Check every line of the data for the word "prvky", and copy those that have it.
===== Materials provided =====
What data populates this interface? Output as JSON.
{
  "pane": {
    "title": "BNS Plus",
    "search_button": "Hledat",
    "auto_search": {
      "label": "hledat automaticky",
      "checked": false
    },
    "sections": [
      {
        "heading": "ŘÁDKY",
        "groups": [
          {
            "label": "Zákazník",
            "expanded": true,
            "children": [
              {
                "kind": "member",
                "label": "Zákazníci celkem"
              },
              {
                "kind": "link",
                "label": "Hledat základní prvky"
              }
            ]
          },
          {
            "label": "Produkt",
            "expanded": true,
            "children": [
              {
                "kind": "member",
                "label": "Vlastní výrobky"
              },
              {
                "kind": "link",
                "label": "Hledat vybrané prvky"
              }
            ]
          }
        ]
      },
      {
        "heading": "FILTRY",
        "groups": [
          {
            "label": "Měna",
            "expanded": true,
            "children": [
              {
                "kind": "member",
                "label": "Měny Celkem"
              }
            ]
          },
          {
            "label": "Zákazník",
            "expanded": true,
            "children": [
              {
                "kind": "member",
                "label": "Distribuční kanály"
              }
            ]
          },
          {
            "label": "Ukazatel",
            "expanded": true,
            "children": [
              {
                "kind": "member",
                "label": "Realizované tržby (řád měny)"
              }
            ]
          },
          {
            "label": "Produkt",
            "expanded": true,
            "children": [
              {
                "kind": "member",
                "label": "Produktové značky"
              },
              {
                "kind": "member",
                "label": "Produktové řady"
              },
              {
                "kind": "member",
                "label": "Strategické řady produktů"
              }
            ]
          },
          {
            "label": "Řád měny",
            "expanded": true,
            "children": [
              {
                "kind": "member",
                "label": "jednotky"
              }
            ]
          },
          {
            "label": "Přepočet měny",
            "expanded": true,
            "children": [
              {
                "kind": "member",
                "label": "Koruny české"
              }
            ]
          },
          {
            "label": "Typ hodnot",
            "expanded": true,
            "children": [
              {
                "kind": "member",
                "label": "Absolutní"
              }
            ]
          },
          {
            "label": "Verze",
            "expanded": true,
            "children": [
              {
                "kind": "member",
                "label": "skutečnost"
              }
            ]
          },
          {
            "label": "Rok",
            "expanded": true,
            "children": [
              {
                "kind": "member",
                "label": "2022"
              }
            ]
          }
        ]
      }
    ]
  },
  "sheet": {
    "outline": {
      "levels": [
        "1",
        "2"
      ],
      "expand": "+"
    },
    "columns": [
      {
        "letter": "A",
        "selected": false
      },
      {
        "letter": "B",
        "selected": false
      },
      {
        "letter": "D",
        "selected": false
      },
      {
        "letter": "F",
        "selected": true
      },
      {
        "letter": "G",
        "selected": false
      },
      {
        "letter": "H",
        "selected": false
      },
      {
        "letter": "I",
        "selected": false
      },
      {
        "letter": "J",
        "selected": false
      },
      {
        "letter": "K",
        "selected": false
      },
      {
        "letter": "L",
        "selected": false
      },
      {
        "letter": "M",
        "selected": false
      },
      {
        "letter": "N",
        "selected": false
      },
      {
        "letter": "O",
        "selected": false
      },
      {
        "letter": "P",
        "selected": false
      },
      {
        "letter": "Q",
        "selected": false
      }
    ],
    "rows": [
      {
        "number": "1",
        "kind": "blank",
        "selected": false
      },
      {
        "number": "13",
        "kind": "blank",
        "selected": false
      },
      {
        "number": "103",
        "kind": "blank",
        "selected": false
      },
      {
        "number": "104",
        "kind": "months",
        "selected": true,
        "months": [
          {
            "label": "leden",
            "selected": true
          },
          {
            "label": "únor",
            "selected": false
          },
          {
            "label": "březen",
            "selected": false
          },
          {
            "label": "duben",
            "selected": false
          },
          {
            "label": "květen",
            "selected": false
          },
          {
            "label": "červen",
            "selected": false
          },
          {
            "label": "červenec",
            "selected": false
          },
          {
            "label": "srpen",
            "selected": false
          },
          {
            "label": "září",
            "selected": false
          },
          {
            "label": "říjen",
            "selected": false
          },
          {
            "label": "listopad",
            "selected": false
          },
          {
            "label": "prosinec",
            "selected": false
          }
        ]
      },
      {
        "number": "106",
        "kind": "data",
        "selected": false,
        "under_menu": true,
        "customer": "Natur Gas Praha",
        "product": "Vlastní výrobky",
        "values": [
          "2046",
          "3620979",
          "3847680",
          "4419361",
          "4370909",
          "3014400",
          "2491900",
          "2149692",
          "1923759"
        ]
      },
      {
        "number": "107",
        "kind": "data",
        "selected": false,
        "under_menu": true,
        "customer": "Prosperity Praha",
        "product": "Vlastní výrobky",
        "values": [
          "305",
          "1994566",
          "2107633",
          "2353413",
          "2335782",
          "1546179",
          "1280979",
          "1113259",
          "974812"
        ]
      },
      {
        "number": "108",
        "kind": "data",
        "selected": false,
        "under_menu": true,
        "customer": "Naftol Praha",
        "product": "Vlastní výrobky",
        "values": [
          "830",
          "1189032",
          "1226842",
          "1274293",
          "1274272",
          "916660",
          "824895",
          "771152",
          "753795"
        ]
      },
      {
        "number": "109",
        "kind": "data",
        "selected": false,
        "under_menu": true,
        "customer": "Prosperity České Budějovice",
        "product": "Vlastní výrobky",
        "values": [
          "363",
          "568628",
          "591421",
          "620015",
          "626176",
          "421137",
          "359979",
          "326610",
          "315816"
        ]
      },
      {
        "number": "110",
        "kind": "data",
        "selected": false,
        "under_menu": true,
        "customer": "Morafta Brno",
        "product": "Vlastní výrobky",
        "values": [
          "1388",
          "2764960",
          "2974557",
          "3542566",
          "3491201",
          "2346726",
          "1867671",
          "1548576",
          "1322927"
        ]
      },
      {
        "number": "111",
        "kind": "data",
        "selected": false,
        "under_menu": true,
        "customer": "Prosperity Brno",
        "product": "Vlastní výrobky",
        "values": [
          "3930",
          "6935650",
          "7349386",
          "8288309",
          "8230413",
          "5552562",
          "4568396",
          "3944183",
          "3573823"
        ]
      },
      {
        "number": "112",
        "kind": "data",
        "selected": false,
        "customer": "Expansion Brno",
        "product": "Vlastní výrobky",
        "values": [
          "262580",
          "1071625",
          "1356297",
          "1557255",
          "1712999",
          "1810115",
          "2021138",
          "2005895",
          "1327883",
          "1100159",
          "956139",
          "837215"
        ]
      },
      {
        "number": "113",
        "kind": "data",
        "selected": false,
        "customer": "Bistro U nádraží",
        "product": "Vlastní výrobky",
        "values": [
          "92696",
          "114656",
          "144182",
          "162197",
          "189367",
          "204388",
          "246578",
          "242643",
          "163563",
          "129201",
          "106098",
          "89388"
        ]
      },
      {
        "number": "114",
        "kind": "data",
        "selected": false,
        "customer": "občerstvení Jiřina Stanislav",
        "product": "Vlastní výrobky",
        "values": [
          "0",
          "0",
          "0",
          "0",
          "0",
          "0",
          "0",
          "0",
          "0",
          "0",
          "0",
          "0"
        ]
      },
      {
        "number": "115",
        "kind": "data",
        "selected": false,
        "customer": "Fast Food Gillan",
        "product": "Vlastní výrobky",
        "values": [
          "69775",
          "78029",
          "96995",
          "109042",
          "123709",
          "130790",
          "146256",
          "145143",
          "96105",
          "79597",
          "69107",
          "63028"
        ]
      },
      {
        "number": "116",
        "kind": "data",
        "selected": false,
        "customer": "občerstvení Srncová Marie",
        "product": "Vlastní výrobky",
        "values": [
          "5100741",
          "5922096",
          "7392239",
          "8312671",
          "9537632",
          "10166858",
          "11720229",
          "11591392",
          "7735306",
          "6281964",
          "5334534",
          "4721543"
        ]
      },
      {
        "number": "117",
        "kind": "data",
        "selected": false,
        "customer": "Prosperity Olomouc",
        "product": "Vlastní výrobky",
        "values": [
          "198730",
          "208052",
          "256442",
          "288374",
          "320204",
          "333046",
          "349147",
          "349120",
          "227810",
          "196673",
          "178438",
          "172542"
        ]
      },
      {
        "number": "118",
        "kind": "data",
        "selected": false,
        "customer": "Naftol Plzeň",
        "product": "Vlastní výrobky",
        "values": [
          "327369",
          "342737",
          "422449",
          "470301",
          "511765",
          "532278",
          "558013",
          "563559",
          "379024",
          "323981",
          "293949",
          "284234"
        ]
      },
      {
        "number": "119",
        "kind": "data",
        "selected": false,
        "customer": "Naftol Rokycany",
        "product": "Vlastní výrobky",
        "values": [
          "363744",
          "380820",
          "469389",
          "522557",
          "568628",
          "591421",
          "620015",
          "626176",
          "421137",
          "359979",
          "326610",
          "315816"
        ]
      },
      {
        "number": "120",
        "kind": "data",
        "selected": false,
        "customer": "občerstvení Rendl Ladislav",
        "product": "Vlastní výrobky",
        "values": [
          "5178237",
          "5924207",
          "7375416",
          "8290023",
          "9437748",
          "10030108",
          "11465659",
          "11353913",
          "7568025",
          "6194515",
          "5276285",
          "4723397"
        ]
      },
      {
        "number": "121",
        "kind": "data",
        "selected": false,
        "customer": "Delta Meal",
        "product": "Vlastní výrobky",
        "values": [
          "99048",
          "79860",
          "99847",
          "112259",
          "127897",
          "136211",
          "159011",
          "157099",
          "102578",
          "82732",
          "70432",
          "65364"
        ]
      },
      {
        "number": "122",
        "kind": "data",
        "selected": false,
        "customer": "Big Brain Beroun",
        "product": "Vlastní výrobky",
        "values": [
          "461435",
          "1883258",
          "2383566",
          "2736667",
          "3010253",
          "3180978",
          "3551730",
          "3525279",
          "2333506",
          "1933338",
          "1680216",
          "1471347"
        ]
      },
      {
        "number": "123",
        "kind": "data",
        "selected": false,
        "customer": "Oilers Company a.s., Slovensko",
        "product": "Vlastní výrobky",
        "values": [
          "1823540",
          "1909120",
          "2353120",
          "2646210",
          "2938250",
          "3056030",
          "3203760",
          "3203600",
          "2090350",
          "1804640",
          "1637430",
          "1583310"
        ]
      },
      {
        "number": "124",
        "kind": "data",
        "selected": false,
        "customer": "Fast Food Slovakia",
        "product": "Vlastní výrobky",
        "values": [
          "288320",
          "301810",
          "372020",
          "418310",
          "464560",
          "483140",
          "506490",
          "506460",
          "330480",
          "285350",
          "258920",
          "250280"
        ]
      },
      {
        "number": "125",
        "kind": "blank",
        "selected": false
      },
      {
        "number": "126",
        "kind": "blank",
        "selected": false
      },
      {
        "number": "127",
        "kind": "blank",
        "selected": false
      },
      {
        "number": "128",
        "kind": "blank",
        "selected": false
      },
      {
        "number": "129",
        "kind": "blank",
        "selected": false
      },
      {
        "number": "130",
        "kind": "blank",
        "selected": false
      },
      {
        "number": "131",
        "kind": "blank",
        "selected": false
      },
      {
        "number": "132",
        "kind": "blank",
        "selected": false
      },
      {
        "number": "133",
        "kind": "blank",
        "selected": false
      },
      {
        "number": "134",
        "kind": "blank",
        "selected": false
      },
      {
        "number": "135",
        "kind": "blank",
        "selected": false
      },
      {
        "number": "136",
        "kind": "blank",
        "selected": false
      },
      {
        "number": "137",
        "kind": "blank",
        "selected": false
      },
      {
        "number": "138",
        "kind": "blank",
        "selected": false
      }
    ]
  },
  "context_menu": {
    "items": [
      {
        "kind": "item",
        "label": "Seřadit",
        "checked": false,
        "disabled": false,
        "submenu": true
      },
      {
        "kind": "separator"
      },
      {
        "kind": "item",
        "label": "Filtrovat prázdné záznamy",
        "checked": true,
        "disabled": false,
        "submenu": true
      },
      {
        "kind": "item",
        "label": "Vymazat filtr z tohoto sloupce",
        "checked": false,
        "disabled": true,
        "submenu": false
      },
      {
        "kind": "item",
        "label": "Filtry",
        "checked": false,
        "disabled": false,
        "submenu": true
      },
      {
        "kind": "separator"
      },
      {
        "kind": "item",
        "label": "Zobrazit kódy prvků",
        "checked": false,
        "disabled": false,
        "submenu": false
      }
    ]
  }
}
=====
▶ [Exercise response]:
                "label": "Hledat základní prvky"
                "label": "Hledat vybrané prvky"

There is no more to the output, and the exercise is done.